Poaching Quince

Here are some simple instructional images on how to poach quinces to use at home.

Quince - whole
Pick your quince and bring them into the kitchen. Make sure when you pick them to be gentle. They may feel rock hard, but they bruise VERY easily.
Quince - peeled
Peel the skin off all your quince. Quince flesh oxidises (goes brown) very quickly once cut. There is no need to worry about that though.
Quince - quartered
Quarter and core your quince, then place them in a large pot. Add enough water so that the quince start to float and then stir half a cup of sugar per kilo of quince.
Quince - colour change
Bring slowly to the boil. Keep boiling for anywhere between two to three hours. The quinces will stat to change colour when nearing completion.
Quince - cooked
Quince is cooked when a fork or skewer can be easily inserted in to the flesh. Leave it to stand and soak up some of the syrup. The quince can be stored in the fridge in an airtight container for a few days. The syrup can be bottled and stored as per a normal preserve. Enjoy!

Raising meat chickens … they’re not a dumb as you might think!

We have started growing pasture raised meat birds. Essentially, they are a commercial breed of meat chicken which we get as day old chicks. They come specially “packaged” and shipped to us within 24 hours of hatching. Here is what they look like in their little shipping box on arrival. A whole box of cuteness if you ask us!

Chicks - day old in box
50 one day old chicks in delivery box

We then introduce them into our brooder. It is a fully enclosed box which rats and other nasties cannot get into. They have a heat lamp, light, plenty of litter  (added to every second day to reduce smells), two feeding stations and two watering stations. There are no draughts and we control the temperature daily, slowing ‘hardening’ them down to be accustomed to lower temperatures. Here is a pic of them in their little brooder…
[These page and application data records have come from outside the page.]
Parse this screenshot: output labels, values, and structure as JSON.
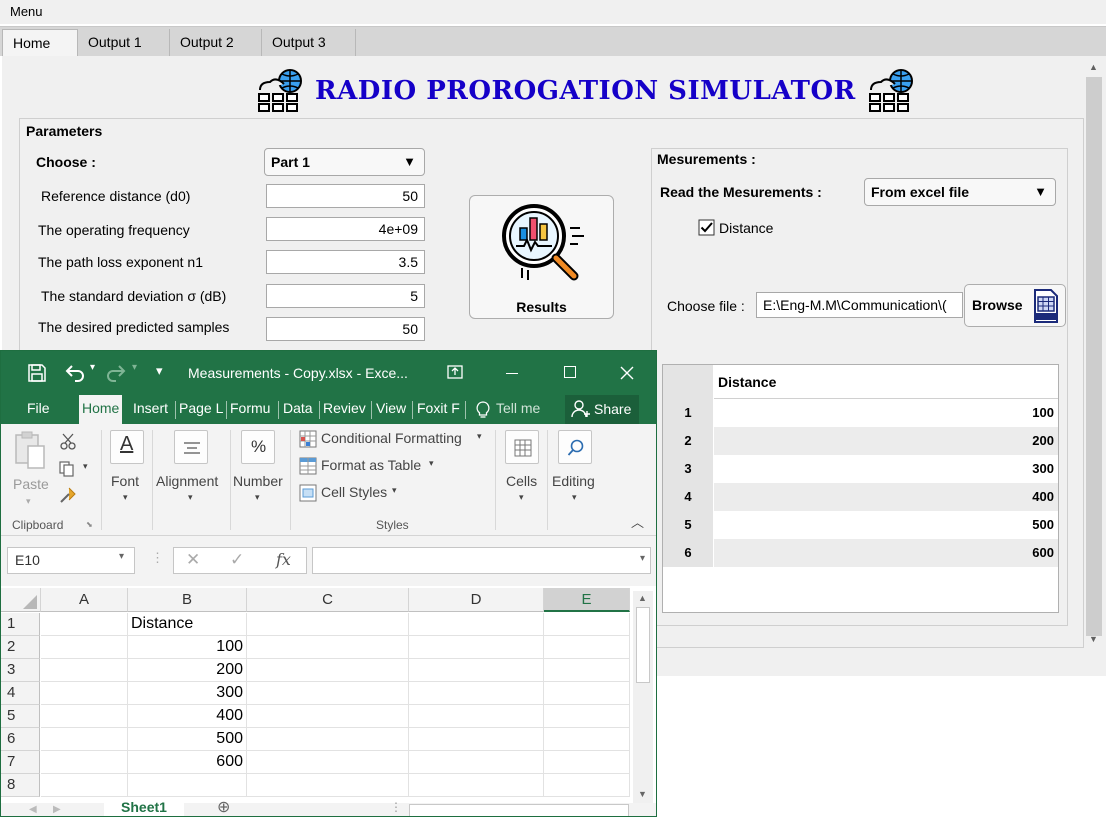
{
  "app": {
    "menu_label": "Menu",
    "tabs": [
      "Home",
      "Output 1",
      "Output 2",
      "Output 3"
    ],
    "title": "RADIO PROROGATION SIMULATOR",
    "parameters": {
      "group_label": "Parameters",
      "choose_label": "Choose :",
      "choose_value": "Part 1",
      "fields": [
        {
          "label": "Reference distance (d0)",
          "value": "50"
        },
        {
          "label": "The operating frequency",
          "value": "4e+09"
        },
        {
          "label": "The path loss exponent n1",
          "value": "3.5"
        },
        {
          "label": "The standard deviation σ (dB)",
          "value": "5"
        },
        {
          "label": "The desired predicted samples",
          "value": "50"
        }
      ]
    },
    "results_label": "Results",
    "measurements": {
      "group_label": "Mesurements :",
      "read_label": "Read the Mesurements :",
      "read_value": "From excel file",
      "distance_checkbox": "Distance",
      "distance_checked": true,
      "choose_file_label": "Choose file :",
      "file_path": "E:\\Eng-M.M\\Communication\\(",
      "browse_label": "Browse",
      "table_header": "Distance",
      "rows": [
        {
          "n": "1",
          "v": "100"
        },
        {
          "n": "2",
          "v": "200"
        },
        {
          "n": "3",
          "v": "300"
        },
        {
          "n": "4",
          "v": "400"
        },
        {
          "n": "5",
          "v": "500"
        },
        {
          "n": "6",
          "v": "600"
        }
      ]
    }
  },
  "excel": {
    "window_title": "Measurements - Copy.xlsx - Exce...",
    "ribbon_tabs": [
      "File",
      "Home",
      "Insert",
      "Page L",
      "Formu",
      "Data",
      "Reviev",
      "View",
      "Foxit F"
    ],
    "tell_me": "Tell me",
    "share": "Share",
    "groups": {
      "paste": "Paste",
      "clipboard": "Clipboard",
      "font": "Font",
      "alignment": "Alignment",
      "number": "Number",
      "conditional_formatting": "Conditional Formatting",
      "format_as_table": "Format as Table",
      "cell_styles": "Cell Styles",
      "styles": "Styles",
      "cells": "Cells",
      "editing": "Editing"
    },
    "name_box": "E10",
    "fx": "fx",
    "columns": [
      "A",
      "B",
      "C",
      "D",
      "E"
    ],
    "rows": [
      "1",
      "2",
      "3",
      "4",
      "5",
      "6",
      "7",
      "8"
    ],
    "b_values": [
      "Distance",
      "100",
      "200",
      "300",
      "400",
      "500",
      "600",
      ""
    ],
    "sheet_tab": "Sheet1"
  },
  "colors": {
    "title_blue": "#1500c8",
    "excel_green": "#217346"
  }
}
Chicks - day old in brooder
Day old chicks in brooder box. Protected from predators and draughts with plenty of access to feed and water.

Because these little guys are near our home, they get used to noisy children always handling them and learn quickly that if you approach an extended hand you usually get some nice tidbits. Unlike meat birds raised in sheds that run away from people, these little critters come up to you.
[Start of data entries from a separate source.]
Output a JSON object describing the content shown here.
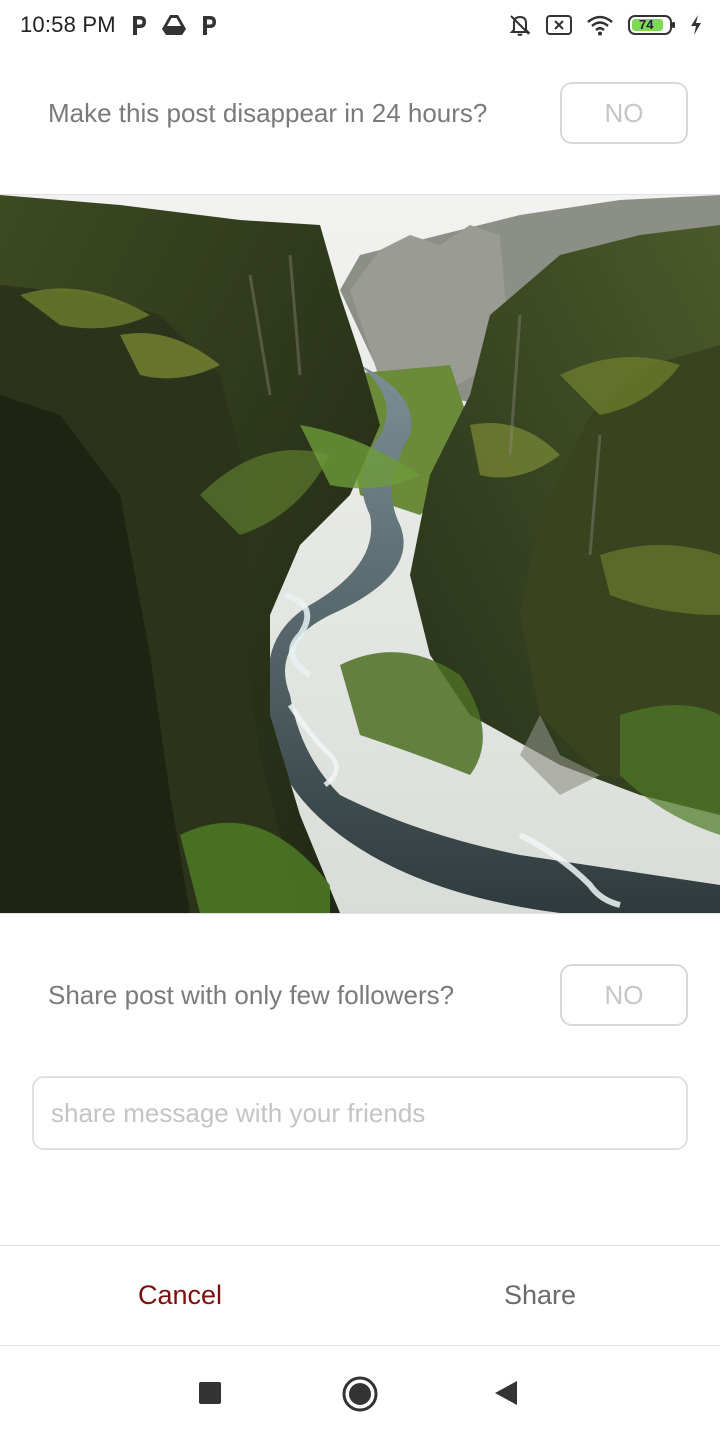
{
  "status_bar": {
    "time": "10:58 PM",
    "battery": "74",
    "icons_left": [
      "p-icon",
      "drive-icon",
      "p-icon"
    ],
    "icons_right": [
      "bell-off-icon",
      "no-sim-icon",
      "wifi-icon",
      "battery-icon",
      "charging-icon"
    ]
  },
  "disappear": {
    "label": "Make this post disappear in 24 hours?",
    "toggle": "NO"
  },
  "followers": {
    "label": "Share post with only few followers?",
    "toggle": "NO"
  },
  "message": {
    "placeholder": "share message with your friends",
    "value": ""
  },
  "actions": {
    "cancel": "Cancel",
    "share": "Share"
  },
  "colors": {
    "cancel": "#7a1010",
    "share": "#6a6a6a",
    "label": "#7a7a7a",
    "battery_fill": "#7ed957"
  },
  "nav": [
    "recents-square-icon",
    "home-circle-icon",
    "back-triangle-icon"
  ]
}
Here is one of our hand fed stars. You can already see good breast development on her. She is very inquisitive and loves being handled … mostly because she knows there is always a treat (or six) involved.
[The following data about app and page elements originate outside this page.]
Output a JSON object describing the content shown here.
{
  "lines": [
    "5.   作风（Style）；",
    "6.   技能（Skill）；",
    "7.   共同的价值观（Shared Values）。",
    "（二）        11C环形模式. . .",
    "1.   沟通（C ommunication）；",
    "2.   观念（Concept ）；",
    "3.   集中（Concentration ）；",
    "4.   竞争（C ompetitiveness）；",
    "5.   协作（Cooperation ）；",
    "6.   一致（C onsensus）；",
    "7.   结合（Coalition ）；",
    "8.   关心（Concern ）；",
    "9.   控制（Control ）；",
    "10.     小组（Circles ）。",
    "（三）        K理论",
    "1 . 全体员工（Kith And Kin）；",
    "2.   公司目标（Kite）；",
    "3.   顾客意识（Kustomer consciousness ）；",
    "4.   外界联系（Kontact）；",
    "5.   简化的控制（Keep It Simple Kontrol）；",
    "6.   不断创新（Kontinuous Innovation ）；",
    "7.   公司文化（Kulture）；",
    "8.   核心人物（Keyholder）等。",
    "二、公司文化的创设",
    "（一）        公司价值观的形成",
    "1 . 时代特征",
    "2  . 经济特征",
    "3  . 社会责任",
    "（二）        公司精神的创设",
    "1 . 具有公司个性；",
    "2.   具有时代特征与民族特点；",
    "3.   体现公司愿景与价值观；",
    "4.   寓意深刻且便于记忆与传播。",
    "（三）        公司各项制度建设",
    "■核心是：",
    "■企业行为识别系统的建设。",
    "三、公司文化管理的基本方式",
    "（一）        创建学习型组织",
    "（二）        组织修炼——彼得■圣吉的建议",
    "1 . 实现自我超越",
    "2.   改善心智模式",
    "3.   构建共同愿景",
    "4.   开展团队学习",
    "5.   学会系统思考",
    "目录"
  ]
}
Chicken - 5 week old meat bird
Our children learn how to safely handle chickens. Even the chicken learn that it is OK to be held, just as this 5 week old meat chicken is being done. No running away from these capable little hands.

At the end of their second week, they graduate to our large brooder. It gives them more space to move around with a heated bench at the back under cover and a sunny lounging area at the front where they can eat or just lay down in the sun.

Here are some of our 5 week old chicks (combination of meat birds, plymouth rocks and mixed breed egg layers) snacking on some azolla  which we grow for them.

5 week old chicks snacking on Azolla. They love it!
5 week old chicks snacking on Azolla. They love it!

Once they reach 5 weeks, they are put onto pasture in our Joel Salatin inspired chicken tractors. We have modified the design slightly by adding some skis to the bottom plate to make it easier for us to pull along the ground rather than use a dolly system. It works a treat! Here are the cheeky little ones at 6 weeks of age. They were just moved to fresh pasture. Look at how much more feathered and chunky they are since the last photo. Only 8 days difference in these images!

Chicken - 6 week old meat bird
6 week old meat birds in chicken tractor

There are only 20 birds in this tractor. It is one of our future breeding pens so is smaller than most. We will be stocking these pens with 12 chickens and one very lucky rooster in the next breeding season!

So remember, when you buy your next chook for dinner, have a think about how they were grown and if they were happy. We know ours are. And while it is sad to say farewell to them once they reach eight and a half weeks, we know that they have been fed the BEST diet with a variety of insects, grain and fresh grass. Go you little chooks!